Suspicion and conjecture do not take the place of evidence: Rosenthal's Estate, 339 Pa. 488, 15 A.2d 370; Sellers Co. v. Clarke-Harrison, Inc., 354 Pa. 109, 46 A.2d 497; Lasky v. Paprocki et ux., 363 Pa. 50, 68 A.2d 593.
We have present, therefore, three attesting witnesses testifying to the fact that they saw decedent sign the questioned paper, buttressed by the opinion testimony of an expert and five lay witnesses as to the genuineness of the signature. Against this is the opinion testimony of an expert and three lay witnesses. We have recently reviewed the weight to be given opinion testimony against factual testimony in cases of forgery: see Peterman Will, 367 Pa. 302, 80 A.2d 792. We said: "We agree that the opinion testimony of a handwriting expert, standing alone, is insufficient to overcome direct and positive factual evidence of the two subscribing witnesses: Porter's Estate, 341 Pa. 476, 19 A.2d 731."
The philosophy of the doctrine that opinion testimony alone will not overthrow testimony of actual fact is well expressed by Mr. Chief Justice DREW in Ray, to use, v. Philadelphia, 344 Pa. 439, 441, 442, 25 A.2d 145: "An opinion is only that; it creates no fact. It is what someone thinks about something, and the thought may be precisely accurate or totally inaccurate, and yet represent the absolutely honest conviction of the person who expresses it. Because of this, opinion evidence is generally considered of a low grade, and not entitled to much weight against positive testimony of actual facts. There is a great difference between factual and opinion testimony. In the one the witness testifies to the fact and certifies that what he says of it is true. In the other, he only testifies to his opinion that such a thing is true, and certifies only to his integrity of belief. He says he believes his opinion to be correct, but he does not warrant it to be true, and does not pretend that he cannot be mistaken."
As the opinion evidence of contestants, standing alone, does not overcome the factual and unimpeached testimony of the three attesting witnesses (also supported by opinion evidence), proof of the forgery of testatrix's signature to the questioned writing has not been established.
Appellants rely upon Lare Will, 352 Pa. 323, 42 A.2d 801. But in that case there was no testimony of the fact of execution.
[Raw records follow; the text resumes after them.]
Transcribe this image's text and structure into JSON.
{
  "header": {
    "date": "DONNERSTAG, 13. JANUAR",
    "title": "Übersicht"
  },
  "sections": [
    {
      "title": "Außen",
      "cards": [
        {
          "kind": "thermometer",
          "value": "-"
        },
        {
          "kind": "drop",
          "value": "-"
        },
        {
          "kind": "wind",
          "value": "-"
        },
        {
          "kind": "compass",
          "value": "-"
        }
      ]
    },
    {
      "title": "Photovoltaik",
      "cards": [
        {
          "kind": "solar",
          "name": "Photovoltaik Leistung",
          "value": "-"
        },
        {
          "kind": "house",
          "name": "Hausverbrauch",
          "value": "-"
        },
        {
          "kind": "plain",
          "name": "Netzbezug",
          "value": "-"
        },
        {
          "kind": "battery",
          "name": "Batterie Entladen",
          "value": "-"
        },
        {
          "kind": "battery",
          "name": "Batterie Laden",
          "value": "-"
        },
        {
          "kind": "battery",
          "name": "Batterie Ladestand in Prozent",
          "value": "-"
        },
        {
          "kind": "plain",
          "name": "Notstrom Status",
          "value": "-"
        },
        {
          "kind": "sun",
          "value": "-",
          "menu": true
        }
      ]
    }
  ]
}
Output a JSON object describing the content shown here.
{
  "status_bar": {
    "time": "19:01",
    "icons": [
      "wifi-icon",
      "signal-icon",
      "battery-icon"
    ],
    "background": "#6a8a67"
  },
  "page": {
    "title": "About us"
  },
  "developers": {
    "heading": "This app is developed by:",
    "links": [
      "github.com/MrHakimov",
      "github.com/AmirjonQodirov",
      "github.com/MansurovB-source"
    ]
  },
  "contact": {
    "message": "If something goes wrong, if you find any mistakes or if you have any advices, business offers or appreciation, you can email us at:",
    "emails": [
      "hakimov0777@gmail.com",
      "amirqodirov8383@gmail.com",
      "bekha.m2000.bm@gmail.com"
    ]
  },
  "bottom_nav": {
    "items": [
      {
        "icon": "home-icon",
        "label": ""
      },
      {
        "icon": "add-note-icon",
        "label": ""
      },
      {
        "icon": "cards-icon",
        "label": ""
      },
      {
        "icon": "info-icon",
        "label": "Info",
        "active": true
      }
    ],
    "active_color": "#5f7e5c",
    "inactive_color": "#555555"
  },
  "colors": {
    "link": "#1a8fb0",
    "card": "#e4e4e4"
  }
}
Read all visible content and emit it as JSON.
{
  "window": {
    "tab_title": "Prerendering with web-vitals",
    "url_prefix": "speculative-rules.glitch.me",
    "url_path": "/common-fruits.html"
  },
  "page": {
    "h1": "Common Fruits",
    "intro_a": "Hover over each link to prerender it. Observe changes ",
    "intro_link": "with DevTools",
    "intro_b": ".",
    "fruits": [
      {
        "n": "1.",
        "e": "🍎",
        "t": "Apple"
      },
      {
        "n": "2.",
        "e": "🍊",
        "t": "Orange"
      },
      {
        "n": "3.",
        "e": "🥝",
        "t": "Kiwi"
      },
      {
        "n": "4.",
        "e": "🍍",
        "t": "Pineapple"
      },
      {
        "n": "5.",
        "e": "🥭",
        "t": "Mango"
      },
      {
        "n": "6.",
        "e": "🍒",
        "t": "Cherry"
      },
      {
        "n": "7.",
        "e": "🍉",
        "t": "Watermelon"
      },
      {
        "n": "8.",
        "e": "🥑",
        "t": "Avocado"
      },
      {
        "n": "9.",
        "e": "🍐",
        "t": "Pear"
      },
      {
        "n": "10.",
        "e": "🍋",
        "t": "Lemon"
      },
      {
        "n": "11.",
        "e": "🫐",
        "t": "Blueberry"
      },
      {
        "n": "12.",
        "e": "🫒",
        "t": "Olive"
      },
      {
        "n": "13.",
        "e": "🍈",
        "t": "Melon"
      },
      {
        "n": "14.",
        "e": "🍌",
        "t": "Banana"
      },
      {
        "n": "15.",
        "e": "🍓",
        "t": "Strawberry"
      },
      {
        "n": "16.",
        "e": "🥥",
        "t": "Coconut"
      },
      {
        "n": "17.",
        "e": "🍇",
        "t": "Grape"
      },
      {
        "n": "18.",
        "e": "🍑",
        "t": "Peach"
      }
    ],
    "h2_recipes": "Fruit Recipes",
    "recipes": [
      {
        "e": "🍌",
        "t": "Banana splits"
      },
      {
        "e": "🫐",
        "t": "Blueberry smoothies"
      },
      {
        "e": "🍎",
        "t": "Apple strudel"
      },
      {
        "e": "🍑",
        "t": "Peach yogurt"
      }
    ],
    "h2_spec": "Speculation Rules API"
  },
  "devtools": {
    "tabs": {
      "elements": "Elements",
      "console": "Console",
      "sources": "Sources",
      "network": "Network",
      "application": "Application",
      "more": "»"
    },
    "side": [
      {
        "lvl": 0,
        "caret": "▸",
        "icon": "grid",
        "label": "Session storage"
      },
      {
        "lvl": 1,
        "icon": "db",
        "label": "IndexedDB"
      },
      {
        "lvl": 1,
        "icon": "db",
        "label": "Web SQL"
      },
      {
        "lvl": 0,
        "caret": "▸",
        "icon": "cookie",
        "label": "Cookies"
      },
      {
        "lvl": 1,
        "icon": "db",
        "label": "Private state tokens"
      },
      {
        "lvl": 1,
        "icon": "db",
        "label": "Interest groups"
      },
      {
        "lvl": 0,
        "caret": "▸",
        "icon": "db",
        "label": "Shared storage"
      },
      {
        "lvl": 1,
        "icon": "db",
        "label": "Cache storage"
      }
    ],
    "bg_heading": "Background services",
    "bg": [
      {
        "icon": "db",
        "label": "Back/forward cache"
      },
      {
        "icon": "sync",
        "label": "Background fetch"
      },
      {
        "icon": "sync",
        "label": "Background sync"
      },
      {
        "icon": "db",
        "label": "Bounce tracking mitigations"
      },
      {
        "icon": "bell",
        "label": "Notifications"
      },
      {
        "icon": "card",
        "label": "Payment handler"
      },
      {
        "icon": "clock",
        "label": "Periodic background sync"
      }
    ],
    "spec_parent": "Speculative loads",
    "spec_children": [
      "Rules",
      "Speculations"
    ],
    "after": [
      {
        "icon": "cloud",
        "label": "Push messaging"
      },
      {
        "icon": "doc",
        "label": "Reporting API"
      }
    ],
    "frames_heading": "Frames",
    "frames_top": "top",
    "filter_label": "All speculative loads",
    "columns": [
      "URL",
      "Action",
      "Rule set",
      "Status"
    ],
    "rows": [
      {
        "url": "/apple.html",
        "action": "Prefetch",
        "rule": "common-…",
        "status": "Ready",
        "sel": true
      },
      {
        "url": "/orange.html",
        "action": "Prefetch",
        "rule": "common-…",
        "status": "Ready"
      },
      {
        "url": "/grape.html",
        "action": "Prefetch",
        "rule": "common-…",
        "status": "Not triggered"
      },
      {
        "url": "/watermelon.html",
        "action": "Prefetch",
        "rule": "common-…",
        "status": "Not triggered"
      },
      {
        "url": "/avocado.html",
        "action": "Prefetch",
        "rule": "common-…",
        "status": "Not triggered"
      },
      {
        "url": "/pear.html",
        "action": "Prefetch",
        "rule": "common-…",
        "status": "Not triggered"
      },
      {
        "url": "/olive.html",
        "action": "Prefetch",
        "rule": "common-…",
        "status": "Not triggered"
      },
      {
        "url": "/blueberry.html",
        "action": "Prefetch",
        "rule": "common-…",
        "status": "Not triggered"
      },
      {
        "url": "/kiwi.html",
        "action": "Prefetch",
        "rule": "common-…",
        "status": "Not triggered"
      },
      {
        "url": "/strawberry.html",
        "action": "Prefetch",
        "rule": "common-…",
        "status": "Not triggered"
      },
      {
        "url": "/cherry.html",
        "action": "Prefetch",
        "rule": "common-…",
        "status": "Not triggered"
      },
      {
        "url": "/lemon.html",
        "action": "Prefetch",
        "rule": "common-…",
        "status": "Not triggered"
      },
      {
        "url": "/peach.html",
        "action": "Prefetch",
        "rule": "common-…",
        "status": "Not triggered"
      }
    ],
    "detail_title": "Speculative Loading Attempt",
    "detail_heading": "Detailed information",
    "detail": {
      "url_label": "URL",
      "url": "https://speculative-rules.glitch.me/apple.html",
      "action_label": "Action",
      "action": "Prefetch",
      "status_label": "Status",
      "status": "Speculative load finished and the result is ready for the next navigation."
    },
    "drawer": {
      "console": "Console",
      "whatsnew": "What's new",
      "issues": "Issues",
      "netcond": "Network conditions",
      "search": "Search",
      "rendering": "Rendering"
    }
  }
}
An issue was there granted because the opinion evidence, as well as other evidence, was conflicting. The question in that case was whether a hearing judge could refuse an issue because he did not believe one side or the other and thus become a finder of fact. This Court held he could not. In Young Estate, 347 Pa. 457, 32 A.2d 901, the evidence of subscribing witnesses was impeached because in addition to expert opinion testimony of forgery there was direct and positive proof of actual fraud.
Decree affirmed at appellants' cost.